Discovering the Origins of the Solar System
Lockheed Martin designed and built the OSIRIS-REx spacecraft, asteroid sampling system and sample return capsule at our facilities near Denver.
Launch: Sept. 8, 2016
Earth Flyby: September 2017
Asteroid Operations: Begin August 2018
Sample Site Downselection: December 2019
Touch-And-Go Sample Collection: October 2020
Asteroid Departure Maneuver: May 2021
Sample Return to Earth: September 2023
The Origins, Spectral Interpretation, Resource Identification, Security-Regolith Explorer,
or OSIRIS-REx, launched on Sept. 8, 2016.
The spacecraft will rendezvous with asteroid Bennu, conduct a two-year detailed survey of Bennu from orbit, and briefly touch the asteroid's surface to collect a dirt sample to bring home to Earth.
The Touch-And-Go Sample Acquisition Mechanism (TAGSAM) device will act as a “reverse vacuum,” blowing compressed nitrogen gas to stir up asteroid dirt (aka regolith) from Bennu and collecting it in a ring-shaped canister.
Bennu is a B-type asteroid with a ~500 meter diameter. It completes an orbit around the Sun every 436.604 days (1.2 years) and every 6 years comes very close to Earth, within 0.002 AU.

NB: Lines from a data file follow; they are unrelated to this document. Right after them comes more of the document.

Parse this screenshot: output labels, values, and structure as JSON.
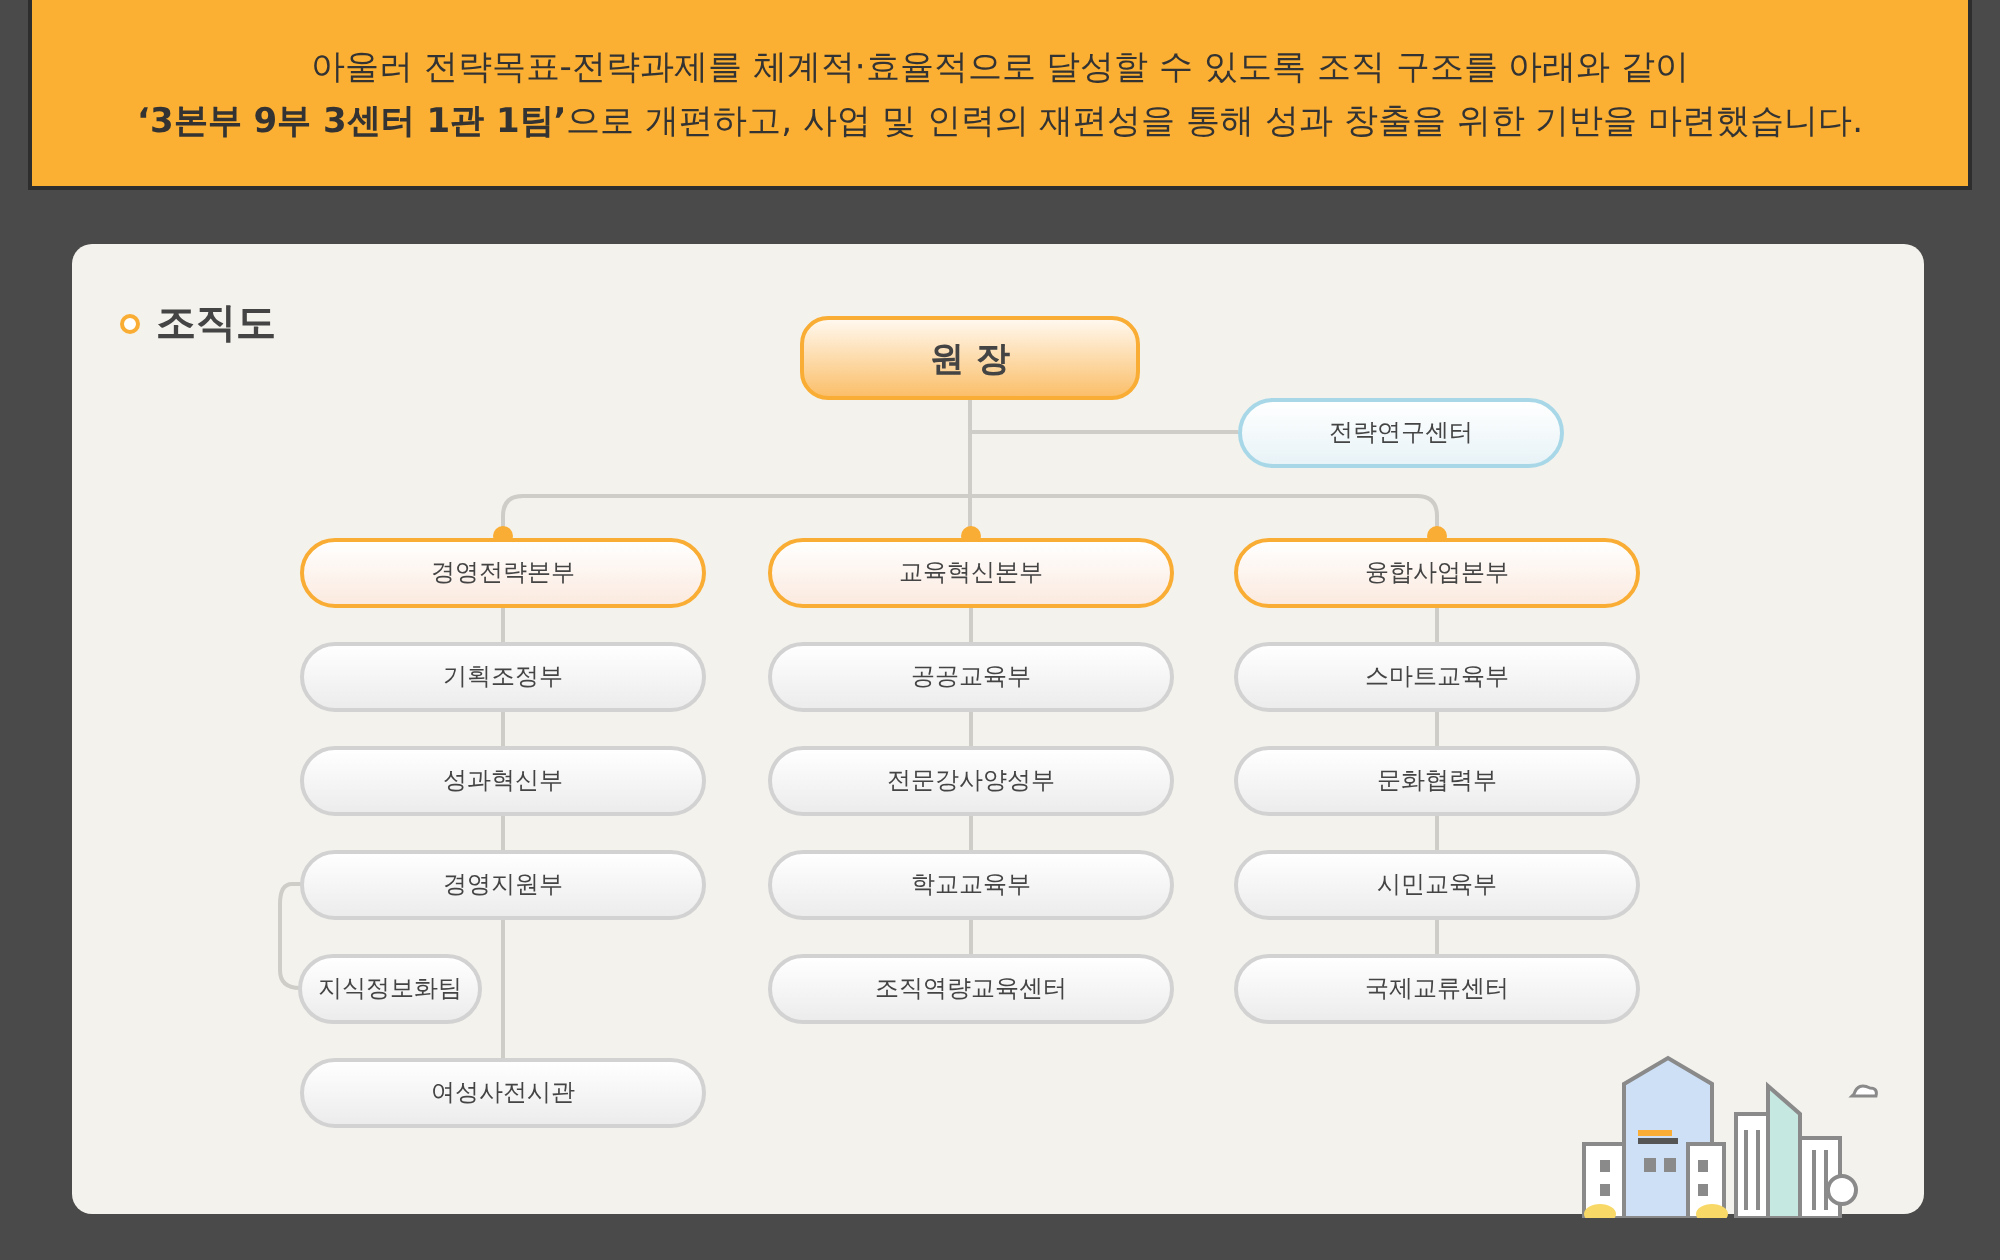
{
  "intro": {
    "lines": [
      "아울러 전략목표-전략과제를 체계적·효율적으로 달성할 수 있도록 조직 구조를 아래와 같이",
      "**‘3본부 9부 3센터 1관 1팀’**으로 개편하고, 사업 및 인력의 재편성을 통해 성과 창출을 위한 기반을 마련했습니다."
    ]
  },
  "org_chart": {
    "title": "조직도",
    "head": "원 장",
    "side_unit": "전략연구센터",
    "divisions": [
      {
        "name": "경영전략본부",
        "units": [
          {
            "name": "기획조정부"
          },
          {
            "name": "성과혁신부"
          },
          {
            "name": "경영지원부",
            "children": [
              {
                "name": "지식정보화팀"
              }
            ]
          },
          {
            "name": "여성사전시관"
          }
        ]
      },
      {
        "name": "교육혁신본부",
        "units": [
          {
            "name": "공공교육부"
          },
          {
            "name": "전문강사양성부"
          },
          {
            "name": "학교교육부"
          },
          {
            "name": "조직역량교육센터"
          }
        ]
      },
      {
        "name": "융합사업본부",
        "units": [
          {
            "name": "스마트교육부"
          },
          {
            "name": "문화협력부"
          },
          {
            "name": "시민교육부"
          },
          {
            "name": "국제교류센터"
          }
        ]
      }
    ]
  }
}
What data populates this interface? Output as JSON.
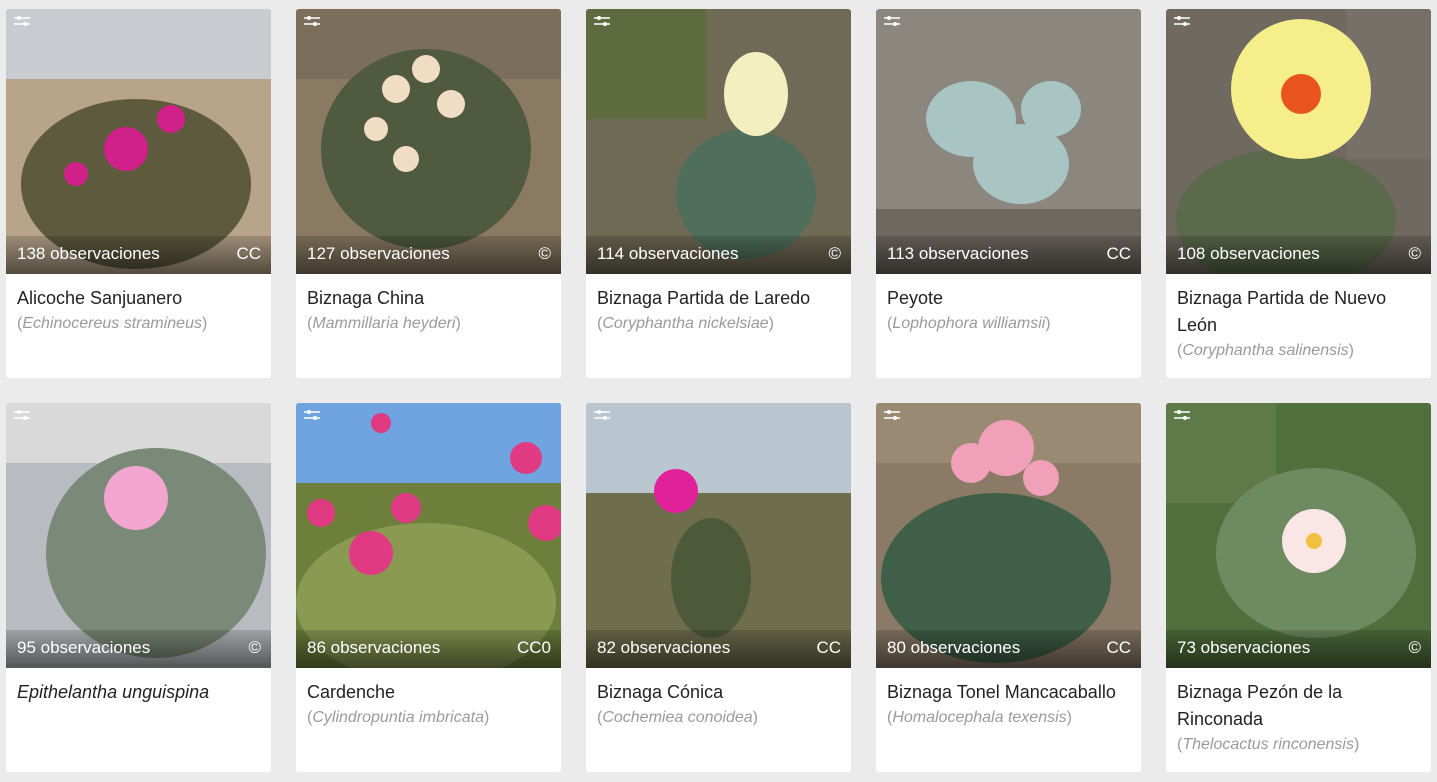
{
  "taxa": [
    {
      "count": "138 observaciones",
      "license": "CC",
      "common": "Alicoche Sanjuanero",
      "scientific": "Echinocereus stramineus",
      "bg1": "#b7a48a",
      "bg2": "#5e5a3e",
      "sky": "#c8ccd0",
      "flower": "#d0218a"
    },
    {
      "count": "127 observaciones",
      "license": "©",
      "common": "Biznaga China",
      "scientific": "Mammillaria heyderi",
      "bg1": "#8a7a62",
      "bg2": "#4f5a3e",
      "sky": "#7b6e5a",
      "flower": "#f1dcc4"
    },
    {
      "count": "114 observaciones",
      "license": "©",
      "common": "Biznaga Partida de Laredo",
      "scientific": "Coryphantha nickelsiae",
      "bg1": "#6f6a55",
      "bg2": "#4f6f5c",
      "sky": "#5d6b3f",
      "flower": "#f4efc0"
    },
    {
      "count": "113 observaciones",
      "license": "CC",
      "common": "Peyote",
      "scientific": "Lophophora williamsii",
      "bg1": "#8c877e",
      "bg2": "#8fb0ae",
      "sky": "#6d6860",
      "flower": "#a8c4c3"
    },
    {
      "count": "108 observaciones",
      "license": "©",
      "common": "Biznaga Partida de Nuevo León",
      "scientific": "Coryphantha salinensis",
      "bg1": "#6f6960",
      "bg2": "#5b6a4a",
      "sky": "#777068",
      "flower": "#f6ee8a"
    },
    {
      "count": "95 observaciones",
      "license": "©",
      "common": "Epithelantha unguispina",
      "scientific": "",
      "bg1": "#b8bcc0",
      "bg2": "#7b8a78",
      "sky": "#d9d9d9",
      "flower": "#f2a6cf"
    },
    {
      "count": "86 observaciones",
      "license": "CC0",
      "common": "Cardenche",
      "scientific": "Cylindropuntia imbricata",
      "bg1": "#6e7f3c",
      "bg2": "#8a9a52",
      "sky": "#6fa4e0",
      "flower": "#e03a82"
    },
    {
      "count": "82 observaciones",
      "license": "CC",
      "common": "Biznaga Cónica",
      "scientific": "Cochemiea conoidea",
      "bg1": "#6f6e4c",
      "bg2": "#4c5a3a",
      "sky": "#b9c6cf",
      "flower": "#e0219a"
    },
    {
      "count": "80 observaciones",
      "license": "CC",
      "common": "Biznaga Tonel Mancacaballo",
      "scientific": "Homalocephala texensis",
      "bg1": "#8a7a66",
      "bg2": "#3f5f48",
      "sky": "#9a8a74",
      "flower": "#f0a0b8"
    },
    {
      "count": "73 observaciones",
      "license": "©",
      "common": "Biznaga Pezón de la Rinconada",
      "scientific": "Thelocactus rinconensis",
      "bg1": "#4f6f3c",
      "bg2": "#6e8a60",
      "sky": "#5e7a48",
      "flower": "#fbe6e6"
    }
  ]
}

These close encounters give Bennu a high probability of impacting Earth in the late 22nd century. Bennu’s size, primitive composition, and potentially hazardous orbit make it one of the most fascinating and accessible Near Earth Objects … and the ideal OSIRIS-REx target asteroid.
The sample site — or area where the TAGSAM will reach out to Bennu's surface to grab a regolith sample — has been identified as Nightingale, with Osprey as a backup option. The sites were selected based on four key areas: safety, sampleability, deliverability, and science value.
Natural Feature Tracking
Did you know?
TAGSAM aims to collect between 60 and 2,000 grams (2.1 – 70 ounces) of material.
The Natural Feature Tracking (NFT) software system on OSIRIS-REx uses optical navigation to identify landmarks on Bennu, such as craters or boulders, and determine if the spacecraft is on the right trajectory.
Because NFT tracks the spacecraft's position in three dimensions, it's critical to ensuring OSIRIS-REx can navigate the uber-precise tricks and twirls needed to safely retrieve an asteroid sample from a small site.
Four potential tag site options are pictured here. NFT will help narrow down which site is best suited for the mission.
Photo courtesy of NASA.
The OSIRIS-REx spacecraft draws from a strong heritage of Lockheed Martin’s previous planetary spacecraft, while incorporating innovative technologies that make this sample return mission possible.
When you look at OSIRIS-REx, its structures and subsystems can be traced back to MAVEN, Juno and Mars Reconnaissance Orbiter. And the sample return capsule comes directly from the Stardust comet sample return mission!
Over the seven year mission, OSIRIS-REx will travel to an asteroid, map the surface, collect a sample and send it back to Earth in 2023.
A burst of nitrogen gas and a vacuum head will collect more than 60 grams of sample from Bennu.
Traveling to Bennu because of the composition, size and proximity to Earth. Bennu is a rare B-type asteroid which is expected to have organic compounds and water-bearing minerals like clays.
Natural Feature Tracking
E X P L O R E
Photo credit: NASA/Goddard/University of Arizona
“We’ve run over 800 tests with the Lockheed Martin developed TAGSAM,” said Beau Bierhaus, TAGSAM lead scientist and science co-investigator on OSIRIS-REx. ”We’ll take subsequent, low-altitude observations at the sample site in 2020 to confirm the conclusions we’ve reached at this point.”
Video credit: NASA/Goddard/University of Arizona
The sample will be the first for a U.S. mission. Scientists hope to use it to learn about the early formation of our solar system and discover clues to the origins of life.
Watch a replay of our recent webinar here: